The American South takes on the East End

Red Rooster in Shoreditch in the beating heart to a new members’ hotel, The Curtain. Descending the stairs from the swanky hotel reception, you arrive in Harlem. With heady scents of the signature soul food and a live band with staff dancing along, a dreary night in December was filled with promise.

Acclaimed New York chef Marcus Samuelson opened Red Rooster in May of this year. Since then he and his team have been combining Southern soul food with a New York feel, bringing it straight to East London.

We sat on a high table right next the open kitchen, able to see where the culinary magic began. While we drank prosecco, we snacked on warm cornbread with whipped honey butter and spicy tomato jam.
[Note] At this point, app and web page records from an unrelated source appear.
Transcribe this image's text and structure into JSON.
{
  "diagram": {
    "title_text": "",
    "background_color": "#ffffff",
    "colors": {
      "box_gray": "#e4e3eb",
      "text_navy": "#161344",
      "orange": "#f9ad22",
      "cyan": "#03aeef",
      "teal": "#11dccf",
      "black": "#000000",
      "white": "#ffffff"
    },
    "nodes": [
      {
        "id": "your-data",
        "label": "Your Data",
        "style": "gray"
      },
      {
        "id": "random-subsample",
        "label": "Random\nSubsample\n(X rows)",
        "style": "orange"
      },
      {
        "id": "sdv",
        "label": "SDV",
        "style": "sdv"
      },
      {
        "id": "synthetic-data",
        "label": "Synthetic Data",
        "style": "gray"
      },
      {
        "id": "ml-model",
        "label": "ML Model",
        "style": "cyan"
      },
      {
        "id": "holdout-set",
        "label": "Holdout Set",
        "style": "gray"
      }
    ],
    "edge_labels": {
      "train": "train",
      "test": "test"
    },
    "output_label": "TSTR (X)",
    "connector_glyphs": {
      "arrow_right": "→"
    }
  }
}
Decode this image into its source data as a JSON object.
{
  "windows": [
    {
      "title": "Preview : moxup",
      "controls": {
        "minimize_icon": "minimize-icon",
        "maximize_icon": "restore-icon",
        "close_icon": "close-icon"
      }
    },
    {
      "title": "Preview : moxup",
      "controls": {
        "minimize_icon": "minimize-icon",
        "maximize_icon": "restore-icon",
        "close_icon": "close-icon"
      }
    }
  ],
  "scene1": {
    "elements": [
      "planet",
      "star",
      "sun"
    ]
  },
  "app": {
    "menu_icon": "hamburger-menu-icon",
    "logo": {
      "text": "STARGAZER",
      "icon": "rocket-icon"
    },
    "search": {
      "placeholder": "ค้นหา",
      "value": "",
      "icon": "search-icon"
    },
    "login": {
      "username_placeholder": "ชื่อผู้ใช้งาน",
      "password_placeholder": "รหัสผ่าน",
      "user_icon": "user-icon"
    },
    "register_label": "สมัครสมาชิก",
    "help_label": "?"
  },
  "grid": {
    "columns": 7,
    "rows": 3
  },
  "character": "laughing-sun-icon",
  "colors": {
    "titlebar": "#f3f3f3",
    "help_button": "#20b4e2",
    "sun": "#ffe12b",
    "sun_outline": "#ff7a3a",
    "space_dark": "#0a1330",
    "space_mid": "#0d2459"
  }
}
It was warm and comforting with a slight kick, much like the music from the live band, Ego Trippin’ with Falco Two. Red Rooster has live music every evening during the week, but most interestingly a live Gospel Choir performs to Sunday brunchers. Weekends book up fast so make sure you don’t miss out by booking here.

The relaxed vibe continued into the starting dishes which included ‘Uncle T’s Gravlax’ with soft boiled eggs, and a dish called ‘Ol’ Man Shrimp ‘n’ Grits which consisted of melting pork and classic American Southern grits (a sort of flavoursome paste made from ground and boiled corn- tastier than it sounds).

The highlight though was the gently creamy burrata served with fresh figs and heirloom tomatoes. A classic and fairly simple combination, but the freshness of the ingredients really made this dish stand out, the sweetness of the figs balanced with the soft burrata and the sweet-sharp of the tomatoes. It’s important to mention that not only did these dishes taste delicious, they were artfully presented on giant platters, looking like something straight out of a foodie magazine.

The ‘Bird Royal Feast’ didn’t disappoint, delivering on promises of spicy fried chicken falling off the bone served with waffles, biscuits, gravy and mac ‘n’ cheese. A surprisingly good vegan option was found in the roasted cauliflower, sweet and sticky with buffalo spiced sauce.

The East End ‘Fish Pie’ didn’t seem to arrive with the squid ink jus the menu suggested, but it was enjoyable nonetheless with fragrant lemongrass and chilli, a lighter dish to balance the heady Southern dishes.

I have very few negative things to say about Red Rooster: the staff were fun, friendly and especially patient when I missed the etiquette and gave away my cutlery. Price wise, it is at the slightly more expensive end, but for cold winter’s evening this place is a firecracker worth paying for.